Web page and app entries
☆ ☆ ☆ ☆ ☆

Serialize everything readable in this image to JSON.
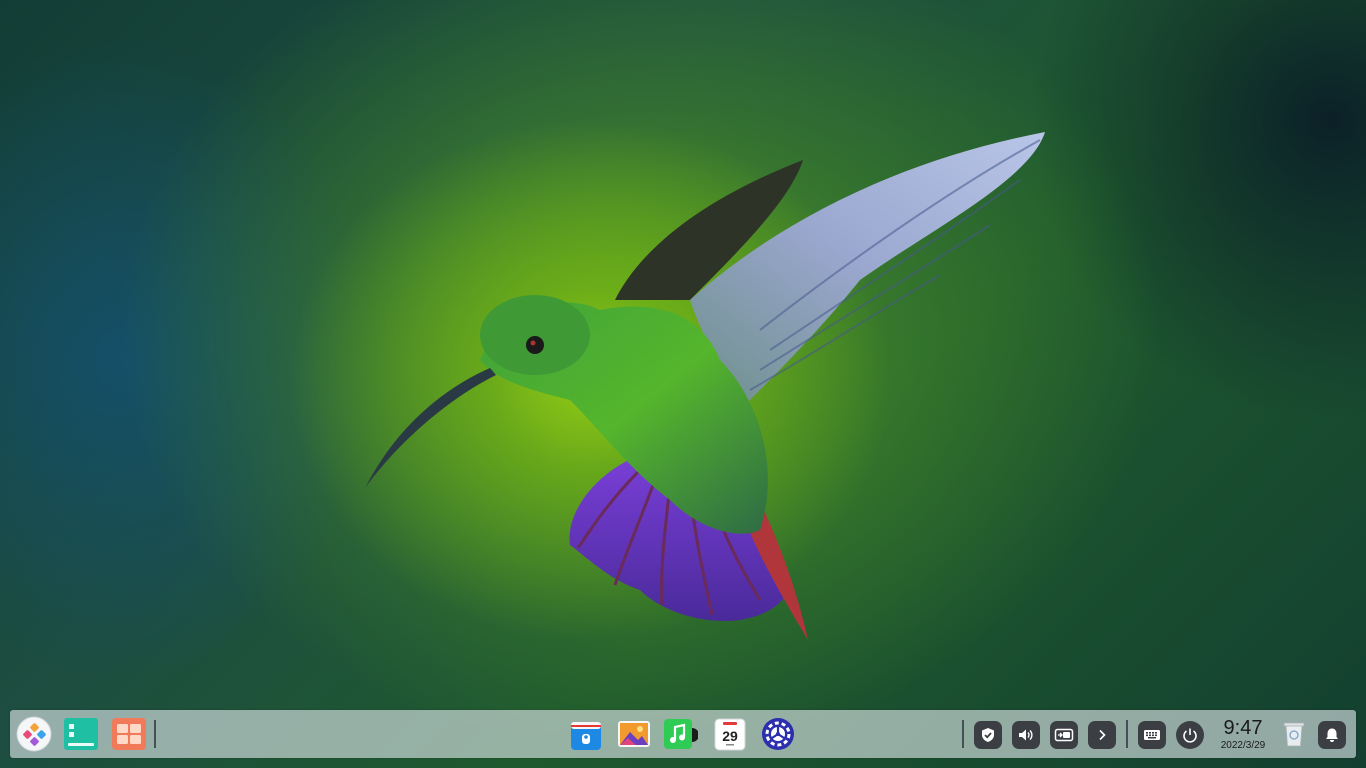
{
  "wallpaper": {
    "subject": "hummingbird-wallpaper"
  },
  "taskbar": {
    "left_apps": [
      {
        "name": "launcher-icon"
      },
      {
        "name": "multitask-view-icon"
      },
      {
        "name": "workspace-icon"
      }
    ],
    "dock_apps": [
      {
        "name": "app-store-icon"
      },
      {
        "name": "image-viewer-icon"
      },
      {
        "name": "music-icon"
      },
      {
        "name": "calendar-icon",
        "calendar_day": "29"
      },
      {
        "name": "control-center-icon"
      }
    ],
    "tray": [
      {
        "name": "security-shield-icon"
      },
      {
        "name": "volume-icon"
      },
      {
        "name": "display-mode-icon"
      },
      {
        "name": "chevron-right-icon"
      },
      {
        "name": "keyboard-icon"
      },
      {
        "name": "power-icon"
      }
    ],
    "clock": {
      "time": "9:47",
      "date": "2022/3/29"
    },
    "trash": {
      "name": "trash-icon"
    },
    "notifications": {
      "name": "bell-icon"
    }
  },
  "colors": {
    "taskbar_bg": "#e1e8ec",
    "tray_button_bg": "#3b3f44",
    "accent_teal": "#1fbfa3",
    "calendar_red": "#e23b3b"
  }
}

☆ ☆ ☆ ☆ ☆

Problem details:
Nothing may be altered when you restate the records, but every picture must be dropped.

Exercise result:
Serialize everything readable in this image to JSON.
{
  "wallpaper": {
    "subject": "hummingbird-wallpaper"
  },
  "taskbar": {
    "left_apps": [
      {
        "name": "launcher-icon"
      },
      {
        "name": "multitask-view-icon"
      },
      {
        "name": "workspace-icon"
      }
    ],
    "dock_apps": [
      {
        "name": "app-store-icon"
      },
      {
        "name": "image-viewer-icon"
      },
      {
        "name": "music-icon"
      },
      {
        "name": "calendar-icon",
        "calendar_day": "29"
      },
      {
        "name": "control-center-icon"
      }
    ],
    "tray": [
      {
        "name": "security-shield-icon"
      },
      {
        "name": "volume-icon"
      },
      {
        "name": "display-mode-icon"
      },
      {
        "name": "chevron-right-icon"
      },
      {
        "name": "keyboard-icon"
      },
      {
        "name": "power-icon"
      }
    ],
    "clock": {
      "time": "9:47",
      "date": "2022/3/29"
    },
    "trash": {
      "name": "trash-icon"
    },
    "notifications": {
      "name": "bell-icon"
    }
  },
  "colors": {
    "taskbar_bg": "#e1e8ec",
    "tray_button_bg": "#3b3f44",
    "accent_teal": "#1fbfa3",
    "calendar_red": "#e23b3b"
  }
}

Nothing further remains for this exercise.